| What the task requires |
Look for the word "pacman" in the records, and copy each line where it appears.

(Beginning of Source data)

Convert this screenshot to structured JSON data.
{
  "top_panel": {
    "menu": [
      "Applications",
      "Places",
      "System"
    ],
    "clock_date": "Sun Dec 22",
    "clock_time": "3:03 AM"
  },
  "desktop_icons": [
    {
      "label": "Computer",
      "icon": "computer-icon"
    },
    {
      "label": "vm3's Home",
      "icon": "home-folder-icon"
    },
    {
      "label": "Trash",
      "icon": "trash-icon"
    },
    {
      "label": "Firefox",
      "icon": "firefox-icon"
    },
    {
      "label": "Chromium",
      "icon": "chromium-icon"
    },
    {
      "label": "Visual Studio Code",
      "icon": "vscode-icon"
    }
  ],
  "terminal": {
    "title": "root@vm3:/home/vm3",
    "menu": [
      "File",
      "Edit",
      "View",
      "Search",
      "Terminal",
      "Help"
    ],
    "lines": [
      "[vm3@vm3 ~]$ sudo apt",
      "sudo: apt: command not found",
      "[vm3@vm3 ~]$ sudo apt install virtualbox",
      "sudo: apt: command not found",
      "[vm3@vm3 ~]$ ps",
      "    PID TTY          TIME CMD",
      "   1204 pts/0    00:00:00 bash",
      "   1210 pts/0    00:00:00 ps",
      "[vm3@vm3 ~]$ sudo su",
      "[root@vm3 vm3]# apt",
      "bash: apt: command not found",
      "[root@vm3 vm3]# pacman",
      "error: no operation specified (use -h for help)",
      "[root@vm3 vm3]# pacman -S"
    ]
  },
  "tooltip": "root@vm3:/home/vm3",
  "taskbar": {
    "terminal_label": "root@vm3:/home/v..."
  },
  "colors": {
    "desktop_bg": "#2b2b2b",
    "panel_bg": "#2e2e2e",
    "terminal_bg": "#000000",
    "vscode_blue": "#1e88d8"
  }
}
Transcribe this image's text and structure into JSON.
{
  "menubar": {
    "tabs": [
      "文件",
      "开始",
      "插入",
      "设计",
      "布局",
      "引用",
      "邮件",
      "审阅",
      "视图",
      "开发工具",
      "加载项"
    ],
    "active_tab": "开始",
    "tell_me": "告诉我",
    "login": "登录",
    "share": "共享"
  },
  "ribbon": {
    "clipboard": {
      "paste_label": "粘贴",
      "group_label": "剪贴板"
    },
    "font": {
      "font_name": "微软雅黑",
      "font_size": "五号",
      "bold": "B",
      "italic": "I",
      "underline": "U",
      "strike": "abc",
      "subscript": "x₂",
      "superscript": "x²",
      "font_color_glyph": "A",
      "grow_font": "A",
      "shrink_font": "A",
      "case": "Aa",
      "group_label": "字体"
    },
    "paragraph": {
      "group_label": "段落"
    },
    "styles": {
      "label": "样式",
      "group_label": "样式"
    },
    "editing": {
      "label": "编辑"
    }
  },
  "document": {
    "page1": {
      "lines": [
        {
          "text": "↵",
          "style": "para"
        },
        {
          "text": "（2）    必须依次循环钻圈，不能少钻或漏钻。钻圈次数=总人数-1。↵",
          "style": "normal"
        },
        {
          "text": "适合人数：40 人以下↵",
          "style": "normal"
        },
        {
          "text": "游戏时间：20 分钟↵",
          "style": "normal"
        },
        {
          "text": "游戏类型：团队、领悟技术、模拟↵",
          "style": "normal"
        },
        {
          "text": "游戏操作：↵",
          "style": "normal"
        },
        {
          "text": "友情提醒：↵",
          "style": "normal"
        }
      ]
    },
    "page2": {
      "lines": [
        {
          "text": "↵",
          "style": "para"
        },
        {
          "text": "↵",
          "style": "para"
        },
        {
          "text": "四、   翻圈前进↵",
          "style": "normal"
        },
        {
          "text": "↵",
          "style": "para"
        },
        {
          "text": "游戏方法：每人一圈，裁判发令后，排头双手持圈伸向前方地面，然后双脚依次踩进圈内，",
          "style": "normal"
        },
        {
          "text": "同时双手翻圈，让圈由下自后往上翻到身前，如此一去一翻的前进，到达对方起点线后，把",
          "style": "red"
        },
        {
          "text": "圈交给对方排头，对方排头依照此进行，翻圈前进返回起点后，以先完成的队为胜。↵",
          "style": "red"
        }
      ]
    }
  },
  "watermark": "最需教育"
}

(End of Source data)

| Solution to this problem |
      "[root@vm3 vm3]# pacman",
      "[root@vm3 vm3]# pacman -S"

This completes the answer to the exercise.